Will a move Thursday by the U.S. Department of Justice concerning marijuana prosecutions thwart a push to legalize recreational marijuana in Michigan?
And could it slow down the burgeoning medical marijuana industry in the state?
“It’s just way too early to have an answer,” said Ric Huff, administrator for the city of Niles, which opted last year to join in Michigan’s new medical marijuana commercial system.
U.S. Attorney General Jeff Sessions on Thursday rescinded a 2013 Obama administration policy that gave states some latitude to legalize marijuana.
The old policy directed federal authorities not to prioritize prosecution of marijuana-related cases. Sessions’ new stance is to let federal prosecutors where marijuana is legal decide how aggressively to enforce federal law prohibiting it.
It’s not clear how the move could affect states such as Michigan where marijuana is legal for medical use, or how it could affect the spread of recreational legalization.
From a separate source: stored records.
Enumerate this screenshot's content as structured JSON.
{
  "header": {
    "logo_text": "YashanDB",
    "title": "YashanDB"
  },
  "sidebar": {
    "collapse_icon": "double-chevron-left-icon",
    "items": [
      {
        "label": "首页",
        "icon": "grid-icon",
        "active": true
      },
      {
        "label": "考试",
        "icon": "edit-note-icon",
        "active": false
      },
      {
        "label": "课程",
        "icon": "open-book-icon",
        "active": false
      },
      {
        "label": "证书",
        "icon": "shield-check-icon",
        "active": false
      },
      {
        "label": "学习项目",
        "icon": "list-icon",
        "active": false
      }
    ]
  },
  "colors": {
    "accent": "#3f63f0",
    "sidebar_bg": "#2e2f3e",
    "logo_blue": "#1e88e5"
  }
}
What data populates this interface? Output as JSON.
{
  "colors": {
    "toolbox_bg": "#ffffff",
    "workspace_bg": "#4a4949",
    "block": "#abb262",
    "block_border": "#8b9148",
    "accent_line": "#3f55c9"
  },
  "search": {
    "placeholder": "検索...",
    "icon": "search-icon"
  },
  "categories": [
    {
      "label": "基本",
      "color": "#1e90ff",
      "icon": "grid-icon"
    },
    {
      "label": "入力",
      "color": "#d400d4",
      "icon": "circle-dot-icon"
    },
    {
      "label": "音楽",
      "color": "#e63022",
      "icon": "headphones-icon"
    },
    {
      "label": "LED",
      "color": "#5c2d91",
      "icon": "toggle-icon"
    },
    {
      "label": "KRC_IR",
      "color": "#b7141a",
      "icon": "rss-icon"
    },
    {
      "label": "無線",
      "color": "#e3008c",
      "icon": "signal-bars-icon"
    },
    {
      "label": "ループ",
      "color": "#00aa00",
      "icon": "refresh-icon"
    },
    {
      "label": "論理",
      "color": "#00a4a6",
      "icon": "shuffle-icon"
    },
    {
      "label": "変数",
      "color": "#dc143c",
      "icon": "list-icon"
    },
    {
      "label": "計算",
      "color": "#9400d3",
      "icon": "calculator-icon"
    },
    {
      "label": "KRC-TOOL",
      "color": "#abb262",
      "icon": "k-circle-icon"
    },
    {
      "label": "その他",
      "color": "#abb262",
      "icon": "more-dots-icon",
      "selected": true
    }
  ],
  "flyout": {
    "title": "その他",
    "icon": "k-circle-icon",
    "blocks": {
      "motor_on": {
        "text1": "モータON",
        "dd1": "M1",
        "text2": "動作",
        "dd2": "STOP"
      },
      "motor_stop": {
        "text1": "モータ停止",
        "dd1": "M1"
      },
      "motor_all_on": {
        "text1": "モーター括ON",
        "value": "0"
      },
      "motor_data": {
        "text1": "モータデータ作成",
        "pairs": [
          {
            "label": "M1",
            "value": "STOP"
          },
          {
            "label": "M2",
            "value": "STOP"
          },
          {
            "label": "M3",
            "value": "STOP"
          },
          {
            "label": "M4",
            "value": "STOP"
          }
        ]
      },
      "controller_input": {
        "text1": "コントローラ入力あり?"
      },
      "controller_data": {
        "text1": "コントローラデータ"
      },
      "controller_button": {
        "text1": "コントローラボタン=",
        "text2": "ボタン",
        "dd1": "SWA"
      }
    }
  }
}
Legal medical marijuana dates back more than 20 years and is approved in 29 states. Eight states have legalized marijuana for recreational use in recent years, with California’s recreational law taking effect just this week.
Advocates for the legalization of recreational marijuana in Michigan say they remain hopeful voters will approve an initiative that could be on the ballot this coming November.
“It’s important this issue is on the ballot and that people come out and support it and send a very strong message to the attorney general and to the Trump administration this is something that in this case the politicians in Washington are way behind the voters on where they stand on the issue, and they need to get caught up pretty quickly,” Josh Hovey, spokesman for the Coalition to Regulate